--- Source material ---

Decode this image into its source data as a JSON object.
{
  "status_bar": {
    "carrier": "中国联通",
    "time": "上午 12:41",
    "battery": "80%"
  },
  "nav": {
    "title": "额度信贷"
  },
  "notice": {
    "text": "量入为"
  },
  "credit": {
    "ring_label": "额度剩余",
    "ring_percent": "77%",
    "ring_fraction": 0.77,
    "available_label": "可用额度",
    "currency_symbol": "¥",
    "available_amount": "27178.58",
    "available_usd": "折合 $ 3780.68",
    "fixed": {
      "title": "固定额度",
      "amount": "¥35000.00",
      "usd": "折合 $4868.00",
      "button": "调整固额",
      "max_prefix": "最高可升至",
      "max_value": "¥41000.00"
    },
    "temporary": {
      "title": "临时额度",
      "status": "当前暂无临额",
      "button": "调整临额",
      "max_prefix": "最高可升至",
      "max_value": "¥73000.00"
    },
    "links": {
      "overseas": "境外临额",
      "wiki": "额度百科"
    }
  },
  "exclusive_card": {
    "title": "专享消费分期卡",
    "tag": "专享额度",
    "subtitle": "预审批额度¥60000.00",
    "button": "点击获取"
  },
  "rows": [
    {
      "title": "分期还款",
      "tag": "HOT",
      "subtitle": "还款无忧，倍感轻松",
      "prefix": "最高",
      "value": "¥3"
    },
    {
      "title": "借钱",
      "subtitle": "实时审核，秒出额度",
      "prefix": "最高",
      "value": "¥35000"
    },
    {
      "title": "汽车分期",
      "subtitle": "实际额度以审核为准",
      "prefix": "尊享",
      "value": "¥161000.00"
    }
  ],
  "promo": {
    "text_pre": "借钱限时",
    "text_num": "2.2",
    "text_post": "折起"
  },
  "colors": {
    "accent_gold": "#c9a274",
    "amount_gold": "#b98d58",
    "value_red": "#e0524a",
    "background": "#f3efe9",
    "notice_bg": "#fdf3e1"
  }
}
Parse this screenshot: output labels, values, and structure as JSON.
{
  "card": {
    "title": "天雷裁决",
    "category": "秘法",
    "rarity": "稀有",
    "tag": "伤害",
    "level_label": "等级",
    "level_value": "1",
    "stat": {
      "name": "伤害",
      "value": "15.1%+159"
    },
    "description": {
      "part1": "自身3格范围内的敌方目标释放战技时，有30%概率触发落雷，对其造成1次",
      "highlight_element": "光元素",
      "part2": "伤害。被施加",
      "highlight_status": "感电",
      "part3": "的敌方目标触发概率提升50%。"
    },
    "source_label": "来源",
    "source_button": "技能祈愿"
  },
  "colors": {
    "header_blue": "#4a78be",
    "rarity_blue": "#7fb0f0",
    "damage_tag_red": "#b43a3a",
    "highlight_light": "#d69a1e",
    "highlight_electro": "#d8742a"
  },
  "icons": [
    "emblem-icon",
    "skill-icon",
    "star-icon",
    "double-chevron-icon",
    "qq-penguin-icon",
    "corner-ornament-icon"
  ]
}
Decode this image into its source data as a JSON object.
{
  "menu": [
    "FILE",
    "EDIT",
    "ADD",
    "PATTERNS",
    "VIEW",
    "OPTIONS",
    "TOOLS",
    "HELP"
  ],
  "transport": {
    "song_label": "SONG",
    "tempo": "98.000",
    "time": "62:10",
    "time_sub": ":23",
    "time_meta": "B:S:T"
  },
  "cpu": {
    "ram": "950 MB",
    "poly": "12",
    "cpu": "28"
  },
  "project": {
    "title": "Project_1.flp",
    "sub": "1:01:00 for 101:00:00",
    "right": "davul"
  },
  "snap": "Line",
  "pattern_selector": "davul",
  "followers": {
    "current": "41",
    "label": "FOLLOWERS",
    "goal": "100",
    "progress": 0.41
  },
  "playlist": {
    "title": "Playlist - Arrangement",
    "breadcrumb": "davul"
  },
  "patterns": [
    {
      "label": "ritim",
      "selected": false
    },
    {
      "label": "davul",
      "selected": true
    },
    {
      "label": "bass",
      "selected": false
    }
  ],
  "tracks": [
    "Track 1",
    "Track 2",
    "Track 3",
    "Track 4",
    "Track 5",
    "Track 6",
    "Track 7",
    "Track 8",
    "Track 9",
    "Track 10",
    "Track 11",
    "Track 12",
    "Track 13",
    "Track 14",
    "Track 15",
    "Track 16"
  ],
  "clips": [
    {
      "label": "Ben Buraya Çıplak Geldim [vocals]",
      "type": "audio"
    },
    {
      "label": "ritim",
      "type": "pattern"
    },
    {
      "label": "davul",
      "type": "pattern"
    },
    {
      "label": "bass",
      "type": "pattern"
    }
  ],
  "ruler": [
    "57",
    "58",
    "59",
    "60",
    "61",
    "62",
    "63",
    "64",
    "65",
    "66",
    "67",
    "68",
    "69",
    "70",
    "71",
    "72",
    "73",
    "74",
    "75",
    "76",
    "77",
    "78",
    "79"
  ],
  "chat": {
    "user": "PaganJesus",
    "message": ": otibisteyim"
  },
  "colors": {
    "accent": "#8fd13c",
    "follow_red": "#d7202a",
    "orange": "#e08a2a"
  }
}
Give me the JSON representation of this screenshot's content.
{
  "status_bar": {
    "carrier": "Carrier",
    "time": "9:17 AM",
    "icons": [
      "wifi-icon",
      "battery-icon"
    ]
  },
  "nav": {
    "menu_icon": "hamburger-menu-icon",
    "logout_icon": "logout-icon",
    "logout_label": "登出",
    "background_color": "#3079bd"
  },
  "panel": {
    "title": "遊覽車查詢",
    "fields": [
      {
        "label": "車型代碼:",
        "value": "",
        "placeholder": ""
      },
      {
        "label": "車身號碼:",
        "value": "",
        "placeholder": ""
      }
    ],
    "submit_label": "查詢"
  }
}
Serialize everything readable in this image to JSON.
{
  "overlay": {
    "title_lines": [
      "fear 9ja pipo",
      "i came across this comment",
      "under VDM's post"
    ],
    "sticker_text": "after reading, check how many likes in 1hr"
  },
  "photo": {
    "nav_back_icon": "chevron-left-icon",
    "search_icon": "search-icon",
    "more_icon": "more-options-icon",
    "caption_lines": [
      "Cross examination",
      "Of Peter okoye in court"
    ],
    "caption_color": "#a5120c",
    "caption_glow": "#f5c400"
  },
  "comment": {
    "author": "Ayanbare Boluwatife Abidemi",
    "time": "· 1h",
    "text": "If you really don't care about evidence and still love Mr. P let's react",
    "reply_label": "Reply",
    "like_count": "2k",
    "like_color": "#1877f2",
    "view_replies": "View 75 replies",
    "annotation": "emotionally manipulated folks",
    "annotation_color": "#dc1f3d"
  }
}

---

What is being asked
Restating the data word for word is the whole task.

Answer for this exercise
Decode this image into its source data as a JSON object.
{
  "status_bar": {
    "carrier": "中国联通",
    "time": "上午 12:41",
    "battery": "80%"
  },
  "nav": {
    "title": "额度信贷"
  },
  "notice": {
    "text": "量入为"
  },
  "credit": {
    "ring_label": "额度剩余",
    "ring_percent": "77%",
    "ring_fraction": 0.77,
    "available_label": "可用额度",
    "currency_symbol": "¥",
    "available_amount": "27178.58",
    "available_usd": "折合 $ 3780.68",
    "fixed": {
      "title": "固定额度",
      "amount": "¥35000.00",
      "usd": "折合 $4868.00",
      "button": "调整固额",
      "max_prefix": "最高可升至",
      "max_value": "¥41000.00"
    },
    "temporary": {
      "title": "临时额度",
      "status": "当前暂无临额",
      "button": "调整临额",
      "max_prefix": "最高可升至",
      "max_value": "¥73000.00"
    },
    "links": {
      "overseas": "境外临额",
      "wiki": "额度百科"
    }
  },
  "exclusive_card": {
    "title": "专享消费分期卡",
    "tag": "专享额度",
    "subtitle": "预审批额度¥60000.00",
    "button": "点击获取"
  },
  "rows": [
    {
      "title": "分期还款",
      "tag": "HOT",
      "subtitle": "还款无忧，倍感轻松",
      "prefix": "最高",
      "value": "¥3"
    },
    {
      "title": "借钱",
      "subtitle": "实时审核，秒出额度",
      "prefix": "最高",
      "value": "¥35000"
    },
    {
      "title": "汽车分期",
      "subtitle": "实际额度以审核为准",
      "prefix": "尊享",
      "value": "¥161000.00"
    }
  ],
  "promo": {
    "text_pre": "借钱限时",
    "text_num": "2.2",
    "text_post": "折起"
  },
  "colors": {
    "accent_gold": "#c9a274",
    "amount_gold": "#b98d58",
    "value_red": "#e0524a",
    "background": "#f3efe9",
    "notice_bg": "#fdf3e1"
  }
}
Parse this screenshot: output labels, values, and structure as JSON.
{
  "card": {
    "title": "天雷裁决",
    "category": "秘法",
    "rarity": "稀有",
    "tag": "伤害",
    "level_label": "等级",
    "level_value": "1",
    "stat": {
      "name": "伤害",
      "value": "15.1%+159"
    },
    "description": {
      "part1": "自身3格范围内的敌方目标释放战技时，有30%概率触发落雷，对其造成1次",
      "highlight_element": "光元素",
      "part2": "伤害。被施加",
      "highlight_status": "感电",
      "part3": "的敌方目标触发概率提升50%。"
    },
    "source_label": "来源",
    "source_button": "技能祈愿"
  },
  "colors": {
    "header_blue": "#4a78be",
    "rarity_blue": "#7fb0f0",
    "damage_tag_red": "#b43a3a",
    "highlight_light": "#d69a1e",
    "highlight_electro": "#d8742a"
  },
  "icons": [
    "emblem-icon",
    "skill-icon",
    "star-icon",
    "double-chevron-icon",
    "qq-penguin-icon",
    "corner-ornament-icon"
  ]
}
Decode this image into its source data as a JSON object.
{
  "menu": [
    "FILE",
    "EDIT",
    "ADD",
    "PATTERNS",
    "VIEW",
    "OPTIONS",
    "TOOLS",
    "HELP"
  ],
  "transport": {
    "song_label": "SONG",
    "tempo": "98.000",
    "time": "62:10",
    "time_sub": ":23",
    "time_meta": "B:S:T"
  },
  "cpu": {
    "ram": "950 MB",
    "poly": "12",
    "cpu": "28"
  },
  "project": {
    "title": "Project_1.flp",
    "sub": "1:01:00 for 101:00:00",
    "right": "davul"
  },
  "snap": "Line",
  "pattern_selector": "davul",
  "followers": {
    "current": "41",
    "label": "FOLLOWERS",
    "goal": "100",
    "progress": 0.41
  },
  "playlist": {
    "title": "Playlist - Arrangement",
    "breadcrumb": "davul"
  },
  "patterns": [
    {
      "label": "ritim",
      "selected": false
    },
    {
      "label": "davul",
      "selected": true
    },
    {
      "label": "bass",
      "selected": false
    }
  ],
  "tracks": [
    "Track 1",
    "Track 2",
    "Track 3",
    "Track 4",
    "Track 5",
    "Track 6",
    "Track 7",
    "Track 8",
    "Track 9",
    "Track 10",
    "Track 11",
    "Track 12",
    "Track 13",
    "Track 14",
    "Track 15",
    "Track 16"
  ],
  "clips": [
    {
      "label": "Ben Buraya Çıplak Geldim [vocals]",
      "type": "audio"
    },
    {
      "label": "ritim",
      "type": "pattern"
    },
    {
      "label": "davul",
      "type": "pattern"
    },
    {
      "label": "bass",
      "type": "pattern"
    }
  ],
  "ruler": [
    "57",
    "58",
    "59",
    "60",
    "61",
    "62",
    "63",
    "64",
    "65",
    "66",
    "67",
    "68",
    "69",
    "70",
    "71",
    "72",
    "73",
    "74",
    "75",
    "76",
    "77",
    "78",
    "79"
  ],
  "chat": {
    "user": "PaganJesus",
    "message": ": otibisteyim"
  },
  "colors": {
    "accent": "#8fd13c",
    "follow_red": "#d7202a",
    "orange": "#e08a2a"
  }
}
Give me the JSON representation of this screenshot's content.
{
  "status_bar": {
    "carrier": "Carrier",
    "time": "9:17 AM",
    "icons": [
      "wifi-icon",
      "battery-icon"
    ]
  },
  "nav": {
    "menu_icon": "hamburger-menu-icon",
    "logout_icon": "logout-icon",
    "logout_label": "登出",
    "background_color": "#3079bd"
  },
  "panel": {
    "title": "遊覽車查詢",
    "fields": [
      {
        "label": "車型代碼:",
        "value": "",
        "placeholder": ""
      },
      {
        "label": "車身號碼:",
        "value": "",
        "placeholder": ""
      }
    ],
    "submit_label": "查詢"
  }
}
Serialize everything readable in this image to JSON.
{
  "overlay": {
    "title_lines": [
      "fear 9ja pipo",
      "i came across this comment",
      "under VDM's post"
    ],
    "sticker_text": "after reading, check how many likes in 1hr"
  },
  "photo": {
    "nav_back_icon": "chevron-left-icon",
    "search_icon": "search-icon",
    "more_icon": "more-options-icon",
    "caption_lines": [
      "Cross examination",
      "Of Peter okoye in court"
    ],
    "caption_color": "#a5120c",
    "caption_glow": "#f5c400"
  },
  "comment": {
    "author": "Ayanbare Boluwatife Abidemi",
    "time": "· 1h",
    "text": "If you really don't care about evidence and still love Mr. P let's react",
    "reply_label": "Reply",
    "like_count": "2k",
    "like_color": "#1877f2",
    "view_replies": "View 75 replies",
    "annotation": "emotionally manipulated folks",
    "annotation_color": "#dc1f3d"
  }
}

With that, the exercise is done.